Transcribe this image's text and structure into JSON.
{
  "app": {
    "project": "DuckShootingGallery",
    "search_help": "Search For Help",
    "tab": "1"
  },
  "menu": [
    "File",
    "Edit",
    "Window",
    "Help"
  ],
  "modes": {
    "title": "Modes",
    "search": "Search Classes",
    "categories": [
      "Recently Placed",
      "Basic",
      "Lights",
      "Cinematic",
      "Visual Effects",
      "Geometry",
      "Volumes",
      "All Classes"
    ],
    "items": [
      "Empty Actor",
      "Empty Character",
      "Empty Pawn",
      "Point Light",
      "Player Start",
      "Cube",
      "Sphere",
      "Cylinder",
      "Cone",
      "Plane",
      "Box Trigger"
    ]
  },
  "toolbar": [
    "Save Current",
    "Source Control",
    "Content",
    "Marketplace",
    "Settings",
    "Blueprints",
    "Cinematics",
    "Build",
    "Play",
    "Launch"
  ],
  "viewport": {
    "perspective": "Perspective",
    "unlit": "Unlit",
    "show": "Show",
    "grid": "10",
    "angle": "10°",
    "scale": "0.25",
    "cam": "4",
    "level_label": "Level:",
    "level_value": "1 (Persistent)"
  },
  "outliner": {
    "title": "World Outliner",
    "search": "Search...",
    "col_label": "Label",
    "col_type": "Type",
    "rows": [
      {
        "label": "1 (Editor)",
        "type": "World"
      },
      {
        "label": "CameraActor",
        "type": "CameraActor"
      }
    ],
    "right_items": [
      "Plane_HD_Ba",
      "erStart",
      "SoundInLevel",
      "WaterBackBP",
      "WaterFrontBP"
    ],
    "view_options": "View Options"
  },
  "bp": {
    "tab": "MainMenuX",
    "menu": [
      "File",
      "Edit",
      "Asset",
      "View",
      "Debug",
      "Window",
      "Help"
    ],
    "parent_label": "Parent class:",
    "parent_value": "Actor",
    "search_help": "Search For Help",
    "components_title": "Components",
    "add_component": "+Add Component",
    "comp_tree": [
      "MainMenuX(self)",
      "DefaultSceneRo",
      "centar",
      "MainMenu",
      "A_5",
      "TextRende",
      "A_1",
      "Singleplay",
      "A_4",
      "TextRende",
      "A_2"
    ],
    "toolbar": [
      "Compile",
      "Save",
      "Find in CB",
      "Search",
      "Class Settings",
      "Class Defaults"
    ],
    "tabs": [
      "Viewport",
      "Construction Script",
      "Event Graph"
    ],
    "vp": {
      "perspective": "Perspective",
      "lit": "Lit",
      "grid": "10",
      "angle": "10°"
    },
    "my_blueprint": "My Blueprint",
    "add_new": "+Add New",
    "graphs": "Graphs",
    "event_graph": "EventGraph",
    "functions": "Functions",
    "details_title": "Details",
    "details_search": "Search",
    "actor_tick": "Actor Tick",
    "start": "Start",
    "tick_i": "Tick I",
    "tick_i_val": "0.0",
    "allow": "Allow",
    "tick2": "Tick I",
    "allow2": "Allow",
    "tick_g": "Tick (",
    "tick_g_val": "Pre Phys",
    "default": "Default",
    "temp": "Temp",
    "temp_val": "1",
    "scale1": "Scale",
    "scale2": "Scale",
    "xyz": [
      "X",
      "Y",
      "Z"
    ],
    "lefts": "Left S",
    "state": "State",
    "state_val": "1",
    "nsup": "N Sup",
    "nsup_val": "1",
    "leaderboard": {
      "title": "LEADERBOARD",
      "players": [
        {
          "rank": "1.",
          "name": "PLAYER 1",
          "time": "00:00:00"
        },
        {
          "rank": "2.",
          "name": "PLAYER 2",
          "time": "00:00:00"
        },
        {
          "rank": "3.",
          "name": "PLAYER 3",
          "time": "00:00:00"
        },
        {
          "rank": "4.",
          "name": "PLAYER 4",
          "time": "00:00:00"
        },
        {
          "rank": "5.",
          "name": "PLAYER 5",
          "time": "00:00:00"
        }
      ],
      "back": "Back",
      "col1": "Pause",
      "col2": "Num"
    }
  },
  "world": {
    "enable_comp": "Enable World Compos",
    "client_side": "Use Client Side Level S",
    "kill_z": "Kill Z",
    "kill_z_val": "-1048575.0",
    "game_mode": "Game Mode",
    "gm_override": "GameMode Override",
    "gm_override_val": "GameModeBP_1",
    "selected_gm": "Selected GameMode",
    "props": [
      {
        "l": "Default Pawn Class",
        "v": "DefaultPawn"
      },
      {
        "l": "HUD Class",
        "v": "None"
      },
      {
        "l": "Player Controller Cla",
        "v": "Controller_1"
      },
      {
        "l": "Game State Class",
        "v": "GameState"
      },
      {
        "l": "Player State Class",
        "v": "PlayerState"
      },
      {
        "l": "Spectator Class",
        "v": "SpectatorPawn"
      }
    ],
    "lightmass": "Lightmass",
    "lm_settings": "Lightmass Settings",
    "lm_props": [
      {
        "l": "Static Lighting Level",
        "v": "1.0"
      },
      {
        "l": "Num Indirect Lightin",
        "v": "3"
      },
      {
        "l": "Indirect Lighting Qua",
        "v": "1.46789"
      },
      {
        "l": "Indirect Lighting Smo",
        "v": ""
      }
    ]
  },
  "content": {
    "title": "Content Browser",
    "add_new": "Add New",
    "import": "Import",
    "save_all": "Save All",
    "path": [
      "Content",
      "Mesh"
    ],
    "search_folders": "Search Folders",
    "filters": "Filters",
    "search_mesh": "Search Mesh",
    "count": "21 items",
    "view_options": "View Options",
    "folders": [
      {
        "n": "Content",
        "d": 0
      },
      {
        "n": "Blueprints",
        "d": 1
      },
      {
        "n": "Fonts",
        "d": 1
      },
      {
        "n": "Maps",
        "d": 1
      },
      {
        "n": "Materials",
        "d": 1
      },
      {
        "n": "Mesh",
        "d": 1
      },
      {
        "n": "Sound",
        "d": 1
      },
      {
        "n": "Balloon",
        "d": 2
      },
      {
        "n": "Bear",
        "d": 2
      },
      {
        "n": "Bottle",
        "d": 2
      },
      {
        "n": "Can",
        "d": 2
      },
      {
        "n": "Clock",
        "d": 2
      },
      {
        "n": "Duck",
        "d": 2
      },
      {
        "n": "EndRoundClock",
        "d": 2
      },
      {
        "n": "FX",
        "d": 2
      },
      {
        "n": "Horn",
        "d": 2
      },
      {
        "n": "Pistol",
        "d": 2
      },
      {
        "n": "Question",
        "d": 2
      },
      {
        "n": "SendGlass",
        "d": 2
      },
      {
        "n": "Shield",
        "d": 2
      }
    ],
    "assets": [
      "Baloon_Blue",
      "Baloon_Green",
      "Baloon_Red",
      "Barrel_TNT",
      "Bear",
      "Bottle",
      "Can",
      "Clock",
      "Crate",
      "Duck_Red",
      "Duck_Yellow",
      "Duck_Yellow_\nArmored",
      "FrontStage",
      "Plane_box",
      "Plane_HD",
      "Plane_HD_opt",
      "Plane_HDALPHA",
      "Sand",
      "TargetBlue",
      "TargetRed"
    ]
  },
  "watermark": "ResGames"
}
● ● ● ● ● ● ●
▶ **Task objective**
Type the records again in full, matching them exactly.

▶ **Exercise output**
Transcribe this image's text and structure into JSON.
{
  "app": {
    "project": "DuckShootingGallery",
    "search_help": "Search For Help",
    "tab": "1"
  },
  "menu": [
    "File",
    "Edit",
    "Window",
    "Help"
  ],
  "modes": {
    "title": "Modes",
    "search": "Search Classes",
    "categories": [
      "Recently Placed",
      "Basic",
      "Lights",
      "Cinematic",
      "Visual Effects",
      "Geometry",
      "Volumes",
      "All Classes"
    ],
    "items": [
      "Empty Actor",
      "Empty Character",
      "Empty Pawn",
      "Point Light",
      "Player Start",
      "Cube",
      "Sphere",
      "Cylinder",
      "Cone",
      "Plane",
      "Box Trigger"
    ]
  },
  "toolbar": [
    "Save Current",
    "Source Control",
    "Content",
    "Marketplace",
    "Settings",
    "Blueprints",
    "Cinematics",
    "Build",
    "Play",
    "Launch"
  ],
  "viewport": {
    "perspective": "Perspective",
    "unlit": "Unlit",
    "show": "Show",
    "grid": "10",
    "angle": "10°",
    "scale": "0.25",
    "cam": "4",
    "level_label": "Level:",
    "level_value": "1 (Persistent)"
  },
  "outliner": {
    "title": "World Outliner",
    "search": "Search...",
    "col_label": "Label",
    "col_type": "Type",
    "rows": [
      {
        "label": "1 (Editor)",
        "type": "World"
      },
      {
        "label": "CameraActor",
        "type": "CameraActor"
      }
    ],
    "right_items": [
      "Plane_HD_Ba",
      "erStart",
      "SoundInLevel",
      "WaterBackBP",
      "WaterFrontBP"
    ],
    "view_options": "View Options"
  },
  "bp": {
    "tab": "MainMenuX",
    "menu": [
      "File",
      "Edit",
      "Asset",
      "View",
      "Debug",
      "Window",
      "Help"
    ],
    "parent_label": "Parent class:",
    "parent_value": "Actor",
    "search_help": "Search For Help",
    "components_title": "Components",
    "add_component": "+Add Component",
    "comp_tree": [
      "MainMenuX(self)",
      "DefaultSceneRo",
      "centar",
      "MainMenu",
      "A_5",
      "TextRende",
      "A_1",
      "Singleplay",
      "A_4",
      "TextRende",
      "A_2"
    ],
    "toolbar": [
      "Compile",
      "Save",
      "Find in CB",
      "Search",
      "Class Settings",
      "Class Defaults"
    ],
    "tabs": [
      "Viewport",
      "Construction Script",
      "Event Graph"
    ],
    "vp": {
      "perspective": "Perspective",
      "lit": "Lit",
      "grid": "10",
      "angle": "10°"
    },
    "my_blueprint": "My Blueprint",
    "add_new": "+Add New",
    "graphs": "Graphs",
    "event_graph": "EventGraph",
    "functions": "Functions",
    "details_title": "Details",
    "details_search": "Search",
    "actor_tick": "Actor Tick",
    "start": "Start",
    "tick_i": "Tick I",
    "tick_i_val": "0.0",
    "allow": "Allow",
    "tick2": "Tick I",
    "allow2": "Allow",
    "tick_g": "Tick (",
    "tick_g_val": "Pre Phys",
    "default": "Default",
    "temp": "Temp",
    "temp_val": "1",
    "scale1": "Scale",
    "scale2": "Scale",
    "xyz": [
      "X",
      "Y",
      "Z"
    ],
    "lefts": "Left S",
    "state": "State",
    "state_val": "1",
    "nsup": "N Sup",
    "nsup_val": "1",
    "leaderboard": {
      "title": "LEADERBOARD",
      "players": [
        {
          "rank": "1.",
          "name": "PLAYER 1",
          "time": "00:00:00"
        },
        {
          "rank": "2.",
          "name": "PLAYER 2",
          "time": "00:00:00"
        },
        {
          "rank": "3.",
          "name": "PLAYER 3",
          "time": "00:00:00"
        },
        {
          "rank": "4.",
          "name": "PLAYER 4",
          "time": "00:00:00"
        },
        {
          "rank": "5.",
          "name": "PLAYER 5",
          "time": "00:00:00"
        }
      ],
      "back": "Back",
      "col1": "Pause",
      "col2": "Num"
    }
  },
  "world": {
    "enable_comp": "Enable World Compos",
    "client_side": "Use Client Side Level S",
    "kill_z": "Kill Z",
    "kill_z_val": "-1048575.0",
    "game_mode": "Game Mode",
    "gm_override": "GameMode Override",
    "gm_override_val": "GameModeBP_1",
    "selected_gm": "Selected GameMode",
    "props": [
      {
        "l": "Default Pawn Class",
        "v": "DefaultPawn"
      },
      {
        "l": "HUD Class",
        "v": "None"
      },
      {
        "l": "Player Controller Cla",
        "v": "Controller_1"
      },
      {
        "l": "Game State Class",
        "v": "GameState"
      },
      {
        "l": "Player State Class",
        "v": "PlayerState"
      },
      {
        "l": "Spectator Class",
        "v": "SpectatorPawn"
      }
    ],
    "lightmass": "Lightmass",
    "lm_settings": "Lightmass Settings",
    "lm_props": [
      {
        "l": "Static Lighting Level",
        "v": "1.0"
      },
      {
        "l": "Num Indirect Lightin",
        "v": "3"
      },
      {
        "l": "Indirect Lighting Qua",
        "v": "1.46789"
      },
      {
        "l": "Indirect Lighting Smo",
        "v": ""
      }
    ]
  },
  "content": {
    "title": "Content Browser",
    "add_new": "Add New",
    "import": "Import",
    "save_all": "Save All",
    "path": [
      "Content",
      "Mesh"
    ],
    "search_folders": "Search Folders",
    "filters": "Filters",
    "search_mesh": "Search Mesh",
    "count": "21 items",
    "view_options": "View Options",
    "folders": [
      {
        "n": "Content",
        "d": 0
      },
      {
        "n": "Blueprints",
        "d": 1
      },
      {
        "n": "Fonts",
        "d": 1
      },
      {
        "n": "Maps",
        "d": 1
      },
      {
        "n": "Materials",
        "d": 1
      },
      {
        "n": "Mesh",
        "d": 1
      },
      {
        "n": "Sound",
        "d": 1
      },
      {
        "n": "Balloon",
        "d": 2
      },
      {
        "n": "Bear",
        "d": 2
      },
      {
        "n": "Bottle",
        "d": 2
      },
      {
        "n": "Can",
        "d": 2
      },
      {
        "n": "Clock",
        "d": 2
      },
      {
        "n": "Duck",
        "d": 2
      },
      {
        "n": "EndRoundClock",
        "d": 2
      },
      {
        "n": "FX",
        "d": 2
      },
      {
        "n": "Horn",
        "d": 2
      },
      {
        "n": "Pistol",
        "d": 2
      },
      {
        "n": "Question",
        "d": 2
      },
      {
        "n": "SendGlass",
        "d": 2
      },
      {
        "n": "Shield",
        "d": 2
      }
    ],
    "assets": [
      "Baloon_Blue",
      "Baloon_Green",
      "Baloon_Red",
      "Barrel_TNT",
      "Bear",
      "Bottle",
      "Can",
      "Clock",
      "Crate",
      "Duck_Red",
      "Duck_Yellow",
      "Duck_Yellow_\nArmored",
      "FrontStage",
      "Plane_box",
      "Plane_HD",
      "Plane_HD_opt",
      "Plane_HDALPHA",
      "Sand",
      "TargetBlue",
      "TargetRed"
    ]
  },
  "watermark": "ResGames"
}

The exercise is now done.